=== Action item ===
The lines to reproduce run from the one containing "Parse this screenshot: output" through the end of the records below. Reproduce them exactly and add nothing.

=== Records for the exercise ===
================

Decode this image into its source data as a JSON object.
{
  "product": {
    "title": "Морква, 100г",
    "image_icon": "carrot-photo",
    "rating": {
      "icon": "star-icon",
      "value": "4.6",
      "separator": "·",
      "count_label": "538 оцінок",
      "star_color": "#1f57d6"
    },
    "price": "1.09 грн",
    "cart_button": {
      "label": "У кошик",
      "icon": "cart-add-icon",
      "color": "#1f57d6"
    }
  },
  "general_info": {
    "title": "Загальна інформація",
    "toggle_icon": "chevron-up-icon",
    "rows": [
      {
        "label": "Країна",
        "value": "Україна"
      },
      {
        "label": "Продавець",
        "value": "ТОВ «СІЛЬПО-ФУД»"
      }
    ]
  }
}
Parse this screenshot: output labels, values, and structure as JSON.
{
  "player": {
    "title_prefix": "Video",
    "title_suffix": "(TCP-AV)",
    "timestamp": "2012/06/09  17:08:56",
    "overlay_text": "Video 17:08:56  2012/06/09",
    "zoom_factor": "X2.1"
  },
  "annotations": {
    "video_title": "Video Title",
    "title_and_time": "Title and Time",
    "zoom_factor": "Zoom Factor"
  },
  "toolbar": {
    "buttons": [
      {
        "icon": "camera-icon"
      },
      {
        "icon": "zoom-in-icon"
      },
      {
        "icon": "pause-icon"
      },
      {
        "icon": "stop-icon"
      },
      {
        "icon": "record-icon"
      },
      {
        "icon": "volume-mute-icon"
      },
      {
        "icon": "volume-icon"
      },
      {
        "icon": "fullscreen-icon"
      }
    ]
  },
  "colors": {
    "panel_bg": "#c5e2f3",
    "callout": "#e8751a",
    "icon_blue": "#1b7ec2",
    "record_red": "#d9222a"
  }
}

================

=== Reply ===
Parse this screenshot: output labels, values, and structure as JSON.
{
  "player": {
    "title_prefix": "Video",
    "title_suffix": "(TCP-AV)",
    "timestamp": "2012/06/09  17:08:56",
    "overlay_text": "Video 17:08:56  2012/06/09",
    "zoom_factor": "X2.1"
  },
  "annotations": {
    "video_title": "Video Title",
    "title_and_time": "Title and Time",
    "zoom_factor": "Zoom Factor"
  },
  "toolbar": {
    "buttons": [
      {
        "icon": "camera-icon"
      },
      {
        "icon": "zoom-in-icon"
      },
      {
        "icon": "pause-icon"
      },
      {
        "icon": "stop-icon"
      },
      {
        "icon": "record-icon"
      },
      {
        "icon": "volume-mute-icon"
      },
      {
        "icon": "volume-icon"
      },
      {
        "icon": "fullscreen-icon"
      }
    ]
  },
  "colors": {
    "panel_bg": "#c5e2f3",
    "callout": "#e8751a",
    "icon_blue": "#1b7ec2",
    "record_red": "#d9222a"
  }
}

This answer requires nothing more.